→ **TASK TO COMPLETE**
Please copy out every line of the listing below in which the word "text" appears.
★ ★ ★
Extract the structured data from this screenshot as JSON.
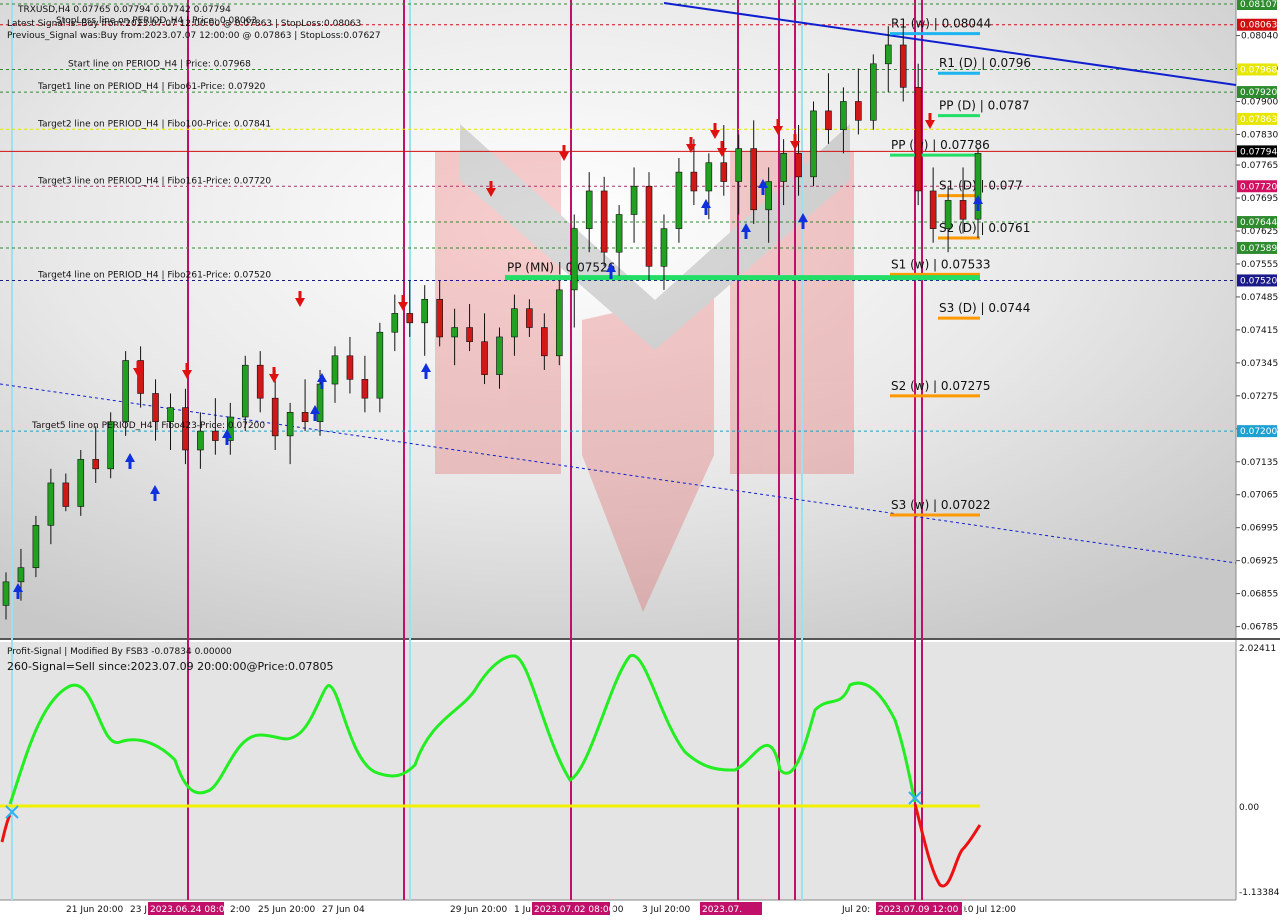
{
  "header": {
    "symbol_line": "TRXUSD,H4  0.07765 0.07794 0.07742 0.07794",
    "stoploss_line": "StopLoss line on PERIOD_H4 | Price: 0.08063",
    "latest_signal": "Latest Signal is: Buy from:2023.07.07 12:00:00 @ 0.07863 | StopLoss:0.08063",
    "previous_signal": "Previous_Signal was:Buy from:2023.07.07 12:00:00 @ 0.07863 | StopLoss:0.07627"
  },
  "target_lines": [
    {
      "label": "Start line on PERIOD_H4 | Price: 0.07968",
      "price": 0.07968,
      "color": "#2e8b2e"
    },
    {
      "label": "Target1 line on PERIOD_H4 | Fibo61-Price: 0.07920",
      "price": 0.0792,
      "color": "#2e8b2e"
    },
    {
      "label": "Target2 line on PERIOD_H4 | Fibo100-Price: 0.07841",
      "price": 0.07841,
      "color": "#e6e600"
    },
    {
      "label": "Target3 line on PERIOD_H4 | Fibo161-Price: 0.07720",
      "price": 0.0772,
      "color": "#b0306a"
    },
    {
      "label": "Target4 line on PERIOD_H4 | Fibo261-Price: 0.07520",
      "price": 0.0752,
      "color": "#1a1a8a"
    },
    {
      "label": "Target5 line on PERIOD_H4 | Fibo423-Price: 0.07200",
      "price": 0.072,
      "color": "#1ea0d0"
    }
  ],
  "pivots": [
    {
      "label": "R1 (w) | 0.08044",
      "price": 0.08044,
      "color": "#1eb4f0",
      "side": "w"
    },
    {
      "label": "R1 (D) | 0.0796",
      "price": 0.0796,
      "color": "#1eb4f0",
      "side": "d"
    },
    {
      "label": "PP (D) | 0.0787",
      "price": 0.0787,
      "color": "#22dd66",
      "side": "d"
    },
    {
      "label": "PP (w) | 0.07786",
      "price": 0.07786,
      "color": "#22dd66",
      "side": "w"
    },
    {
      "label": "S1 (D) | 0.077",
      "price": 0.077,
      "color": "#ff9900",
      "side": "d"
    },
    {
      "label": "S2 (D) | 0.0761",
      "price": 0.0761,
      "color": "#ff9900",
      "side": "d"
    },
    {
      "label": "S1 (w) | 0.07533",
      "price": 0.07533,
      "color": "#ff9900",
      "side": "w"
    },
    {
      "label": "S3 (D) | 0.0744",
      "price": 0.0744,
      "color": "#ff9900",
      "side": "d"
    },
    {
      "label": "S2 (w) | 0.07275",
      "price": 0.07275,
      "color": "#ff9900",
      "side": "w"
    },
    {
      "label": "S3 (w) | 0.07022",
      "price": 0.07022,
      "color": "#ff9900",
      "side": "w"
    },
    {
      "label": "PP (MN) | 0.07526",
      "price": 0.07526,
      "color": "#22dd66",
      "side": "mn"
    }
  ],
  "price_tags": [
    {
      "text": "0.08107",
      "price": 0.08107,
      "bg": "#2e8b2e",
      "fg": "#ffffff"
    },
    {
      "text": "0.08063",
      "price": 0.08063,
      "bg": "#d01010",
      "fg": "#ffffff"
    },
    {
      "text": "0.07968",
      "price": 0.07968,
      "bg": "#e6e600",
      "fg": "#ffffff"
    },
    {
      "text": "0.07920",
      "price": 0.0792,
      "bg": "#2e8b2e",
      "fg": "#ffffff"
    },
    {
      "text": "0.07863",
      "price": 0.07863,
      "bg": "#e6e600",
      "fg": "#ffffff"
    },
    {
      "text": "0.07794",
      "price": 0.07794,
      "bg": "#000000",
      "fg": "#ffffff"
    },
    {
      "text": "0.07720",
      "price": 0.0772,
      "bg": "#d01060",
      "fg": "#ffffff"
    },
    {
      "text": "0.07644",
      "price": 0.07644,
      "bg": "#2e8b2e",
      "fg": "#ffffff"
    },
    {
      "text": "0.07589",
      "price": 0.07589,
      "bg": "#2e8b2e",
      "fg": "#ffffff"
    },
    {
      "text": "0.07520",
      "price": 0.0752,
      "bg": "#1a1a8a",
      "fg": "#ffffff"
    },
    {
      "text": "0.07200",
      "price": 0.072,
      "bg": "#1ea0d0",
      "fg": "#ffffff"
    }
  ],
  "price_axis_ticks": [
    "0.08040",
    "0.07970",
    "0.07900",
    "0.07830",
    "0.07765",
    "0.07695",
    "0.07625",
    "0.07555",
    "0.07485",
    "0.07415",
    "0.07345",
    "0.07275",
    "0.07205",
    "0.07135",
    "0.07065",
    "0.06995",
    "0.06925",
    "0.06855",
    "0.06785"
  ],
  "time_axis_labels": [
    "21 Jun 20:00",
    "23 J",
    "2:00",
    "25 Jun 20:00",
    "27 Jun 04",
    "29 Jun 20:00",
    "1 Ju",
    "00",
    "3 Jul 20:00",
    "Jul 20:",
    "10 Jul 12:00"
  ],
  "time_highlights": [
    "2023.06.24 08:00",
    "2023.07.02 08:00",
    "2023.07.",
    "2023.07.09 12:00 0"
  ],
  "indicator": {
    "title": "Profit-Signal | Modified By FSB3 -0.07834 0.00000",
    "signal": "260-Signal=Sell since:2023.07.09 20:00:00@Price:0.07805",
    "axis_ticks": [
      "2.02411",
      "0.00",
      "-1.13384"
    ]
  },
  "chart_data": {
    "type": "candlestick",
    "symbol": "TRXUSD",
    "timeframe": "H4",
    "ylim": [
      0.06765,
      0.08107
    ],
    "candles": [
      [
        0.0683,
        0.069,
        0.068,
        0.0688
      ],
      [
        0.0688,
        0.0695,
        0.0684,
        0.0691
      ],
      [
        0.0691,
        0.0702,
        0.0689,
        0.07
      ],
      [
        0.07,
        0.0712,
        0.0696,
        0.0709
      ],
      [
        0.0709,
        0.0711,
        0.0703,
        0.0704
      ],
      [
        0.0704,
        0.0716,
        0.0702,
        0.0714
      ],
      [
        0.0714,
        0.0721,
        0.0709,
        0.0712
      ],
      [
        0.0712,
        0.0724,
        0.071,
        0.0722
      ],
      [
        0.0722,
        0.0737,
        0.0719,
        0.0735
      ],
      [
        0.0735,
        0.0738,
        0.0725,
        0.0728
      ],
      [
        0.0728,
        0.0731,
        0.0718,
        0.0722
      ],
      [
        0.0722,
        0.0728,
        0.0716,
        0.0725
      ],
      [
        0.0725,
        0.0729,
        0.0713,
        0.0716
      ],
      [
        0.0716,
        0.0724,
        0.0712,
        0.072
      ],
      [
        0.072,
        0.0727,
        0.0715,
        0.0718
      ],
      [
        0.0718,
        0.0726,
        0.0715,
        0.0723
      ],
      [
        0.0723,
        0.0736,
        0.072,
        0.0734
      ],
      [
        0.0734,
        0.0737,
        0.0724,
        0.0727
      ],
      [
        0.0727,
        0.0733,
        0.0716,
        0.0719
      ],
      [
        0.0719,
        0.0726,
        0.0713,
        0.0724
      ],
      [
        0.0724,
        0.0731,
        0.072,
        0.0722
      ],
      [
        0.0722,
        0.0733,
        0.0719,
        0.073
      ],
      [
        0.073,
        0.0738,
        0.0726,
        0.0736
      ],
      [
        0.0736,
        0.074,
        0.0728,
        0.0731
      ],
      [
        0.0731,
        0.0736,
        0.0724,
        0.0727
      ],
      [
        0.0727,
        0.0743,
        0.0724,
        0.0741
      ],
      [
        0.0741,
        0.0749,
        0.0737,
        0.0745
      ],
      [
        0.0745,
        0.0752,
        0.074,
        0.0743
      ],
      [
        0.0743,
        0.0751,
        0.0736,
        0.0748
      ],
      [
        0.0748,
        0.0752,
        0.0738,
        0.074
      ],
      [
        0.074,
        0.0746,
        0.0734,
        0.0742
      ],
      [
        0.0742,
        0.0747,
        0.0737,
        0.0739
      ],
      [
        0.0739,
        0.0745,
        0.073,
        0.0732
      ],
      [
        0.0732,
        0.0742,
        0.0729,
        0.074
      ],
      [
        0.074,
        0.0749,
        0.0736,
        0.0746
      ],
      [
        0.0746,
        0.0748,
        0.074,
        0.0742
      ],
      [
        0.0742,
        0.0745,
        0.0733,
        0.0736
      ],
      [
        0.0736,
        0.0752,
        0.0734,
        0.075
      ],
      [
        0.075,
        0.0766,
        0.0742,
        0.0763
      ],
      [
        0.0763,
        0.0775,
        0.0758,
        0.0771
      ],
      [
        0.0771,
        0.0774,
        0.0755,
        0.0758
      ],
      [
        0.0758,
        0.0768,
        0.0753,
        0.0766
      ],
      [
        0.0766,
        0.0776,
        0.076,
        0.0772
      ],
      [
        0.0772,
        0.0775,
        0.0752,
        0.0755
      ],
      [
        0.0755,
        0.0766,
        0.075,
        0.0763
      ],
      [
        0.0763,
        0.0778,
        0.076,
        0.0775
      ],
      [
        0.0775,
        0.0782,
        0.0768,
        0.0771
      ],
      [
        0.0771,
        0.0779,
        0.0765,
        0.0777
      ],
      [
        0.0777,
        0.0785,
        0.077,
        0.0773
      ],
      [
        0.0773,
        0.0783,
        0.0766,
        0.078
      ],
      [
        0.078,
        0.0786,
        0.0764,
        0.0767
      ],
      [
        0.0767,
        0.0776,
        0.076,
        0.0773
      ],
      [
        0.0773,
        0.0782,
        0.0768,
        0.0779
      ],
      [
        0.0779,
        0.0785,
        0.077,
        0.0774
      ],
      [
        0.0774,
        0.079,
        0.0772,
        0.0788
      ],
      [
        0.0788,
        0.0796,
        0.0781,
        0.0784
      ],
      [
        0.0784,
        0.0793,
        0.0779,
        0.079
      ],
      [
        0.079,
        0.0797,
        0.0783,
        0.0786
      ],
      [
        0.0786,
        0.08,
        0.0784,
        0.0798
      ],
      [
        0.0798,
        0.0806,
        0.0792,
        0.0802
      ],
      [
        0.0802,
        0.0806,
        0.079,
        0.0793
      ],
      [
        0.0793,
        0.0798,
        0.0768,
        0.0771
      ],
      [
        0.0771,
        0.0776,
        0.076,
        0.0763
      ],
      [
        0.0763,
        0.0772,
        0.0758,
        0.0769
      ],
      [
        0.0769,
        0.0776,
        0.0762,
        0.0765
      ],
      [
        0.0765,
        0.078,
        0.0761,
        0.0779
      ]
    ]
  }
}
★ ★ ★
→ **ANSWER AREA**
      "text": "0.08107",
      "text": "0.08063",
      "text": "0.07968",
      "text": "0.07920",
      "text": "0.07863",
      "text": "0.07794",
      "text": "0.07720",
      "text": "0.07644",
      "text": "0.07589",
      "text": "0.07520",
      "text": "0.07200",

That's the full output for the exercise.